The core is also the center of power (think of Sunny Garcia's ripping turns); furthermore it's where the center of gravity is located. A strong core plays a crucial role in having good balance and equilibrium, thus enabling quicker and smoother transitions from one maneuver to another.
Core strength is more than having a "six-pack" for abs. The abdominals are involved in respiration and and in providing intra-abdominal pressure thus protecting the spine and the lower back. Having a strong core is optimal for good posture and having good posture will reduce injuries and wear and tear of your joints. All this adds up to more time in the water!
To train the core properly we need a basic understanding of the anatomy and function of the abdominals and the lower back musculature.

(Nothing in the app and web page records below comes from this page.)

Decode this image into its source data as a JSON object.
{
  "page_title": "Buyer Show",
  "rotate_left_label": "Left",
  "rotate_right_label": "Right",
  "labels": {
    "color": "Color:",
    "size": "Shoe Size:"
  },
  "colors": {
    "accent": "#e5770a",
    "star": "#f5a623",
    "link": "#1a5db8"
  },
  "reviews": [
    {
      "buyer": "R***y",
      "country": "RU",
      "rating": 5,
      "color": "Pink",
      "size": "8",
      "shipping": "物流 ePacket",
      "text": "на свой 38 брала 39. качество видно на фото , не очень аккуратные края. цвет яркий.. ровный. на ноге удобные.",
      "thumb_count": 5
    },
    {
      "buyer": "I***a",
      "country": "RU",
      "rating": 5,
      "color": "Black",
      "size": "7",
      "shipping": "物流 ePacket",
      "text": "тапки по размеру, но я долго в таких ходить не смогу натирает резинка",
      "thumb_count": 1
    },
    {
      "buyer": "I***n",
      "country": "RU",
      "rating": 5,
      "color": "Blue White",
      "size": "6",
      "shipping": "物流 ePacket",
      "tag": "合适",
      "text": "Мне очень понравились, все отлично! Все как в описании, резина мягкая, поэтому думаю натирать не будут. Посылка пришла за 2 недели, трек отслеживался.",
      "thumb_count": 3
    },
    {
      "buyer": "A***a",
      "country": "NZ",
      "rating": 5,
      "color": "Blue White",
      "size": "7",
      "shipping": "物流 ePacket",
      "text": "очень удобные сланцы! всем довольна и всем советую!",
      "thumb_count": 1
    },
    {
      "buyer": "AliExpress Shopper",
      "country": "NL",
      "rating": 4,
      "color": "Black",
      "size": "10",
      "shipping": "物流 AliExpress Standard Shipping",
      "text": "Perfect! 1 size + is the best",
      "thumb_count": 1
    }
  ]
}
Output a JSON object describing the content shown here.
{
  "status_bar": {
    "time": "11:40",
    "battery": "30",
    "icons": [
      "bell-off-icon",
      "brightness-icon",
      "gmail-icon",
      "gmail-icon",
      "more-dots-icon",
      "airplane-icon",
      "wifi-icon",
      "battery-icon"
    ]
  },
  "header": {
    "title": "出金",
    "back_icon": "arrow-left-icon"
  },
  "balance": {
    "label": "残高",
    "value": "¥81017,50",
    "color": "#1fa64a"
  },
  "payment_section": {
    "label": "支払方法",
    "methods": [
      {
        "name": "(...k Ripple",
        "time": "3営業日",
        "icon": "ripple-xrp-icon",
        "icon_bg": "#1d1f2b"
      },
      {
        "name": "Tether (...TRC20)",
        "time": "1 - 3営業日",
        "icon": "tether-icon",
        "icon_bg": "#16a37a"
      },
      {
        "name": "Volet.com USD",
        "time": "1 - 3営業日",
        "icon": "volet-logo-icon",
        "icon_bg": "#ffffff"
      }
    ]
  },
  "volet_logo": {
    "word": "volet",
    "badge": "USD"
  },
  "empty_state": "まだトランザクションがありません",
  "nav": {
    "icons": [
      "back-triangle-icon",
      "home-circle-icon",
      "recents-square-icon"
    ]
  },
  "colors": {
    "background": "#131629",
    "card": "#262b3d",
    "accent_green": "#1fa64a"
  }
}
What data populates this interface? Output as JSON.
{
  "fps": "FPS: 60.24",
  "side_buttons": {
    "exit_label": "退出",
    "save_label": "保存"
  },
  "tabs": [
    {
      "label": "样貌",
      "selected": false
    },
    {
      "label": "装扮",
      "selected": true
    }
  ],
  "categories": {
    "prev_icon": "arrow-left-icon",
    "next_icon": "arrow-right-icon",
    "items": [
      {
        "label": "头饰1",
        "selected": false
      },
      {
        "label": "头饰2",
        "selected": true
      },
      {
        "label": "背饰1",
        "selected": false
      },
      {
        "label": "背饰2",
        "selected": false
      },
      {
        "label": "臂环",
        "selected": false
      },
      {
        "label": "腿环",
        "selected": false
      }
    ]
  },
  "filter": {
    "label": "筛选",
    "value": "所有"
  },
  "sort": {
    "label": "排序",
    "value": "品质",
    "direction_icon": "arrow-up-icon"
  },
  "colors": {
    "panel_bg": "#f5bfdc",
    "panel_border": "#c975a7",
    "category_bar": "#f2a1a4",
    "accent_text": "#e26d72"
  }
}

The abdominal unit is made up of four muscle groups. The rectus abdominis, the external oblique, internal oblique and the transverse. The rectus abdominis is the most superficial of the abdominal muscles. It is the muscle that can be easily identified with indivuals that have low body fat. The primary function of the rectus is forward flexion and stabilization of the spine when in extension. A strong rectus helps ease pressure of the lower back when paddling. The external oblique is the largest of the abdominal muscles. It rotates the trunk to the opposite side and is anchored by the opposing internal oblique when doing so. The internal oblique is also responsible for side flexion. Surfing being a rotational sport it is important to keep both internal and external obliques strong. Deeply seated beneath all these muscles is the transverse abdominis. It is the major stabilizer of the lumbar spine; acting like the body's natural weight belt.
The back muscles, known as the erector spinae group muscle group (spinalis, longisimus, and iliocostalis), counterbalance the forward flexion of the abdominal musculature and are responsible for extension and side flexion of the spine. No core strength program is complete without training them. At least one third of core exercises should consist of back extension exercises. If one ignores the erectors while strengthening the abdominal they will be encouraging poor posture.
Why Use the Swissball?
Using the Swissball is ideal for training the abs. Its unstable and round surface allow for a greater degree of extension before going into flexion. This can't be done while lying on the floor. This added movement trains the muscles in their full range of motion in which they are created. A fuller range of motion will recruit and activate more muscle fiber thus preparing the trunk musculature for whatever chaotic and unexpected movements that may be required when surfing.
Get a copy of Paul Frediani's Surf Flex book! Send us your surf health question
to firstname.lastname@example.org and Paul will answer them. Selected questions will win a copy of this great book!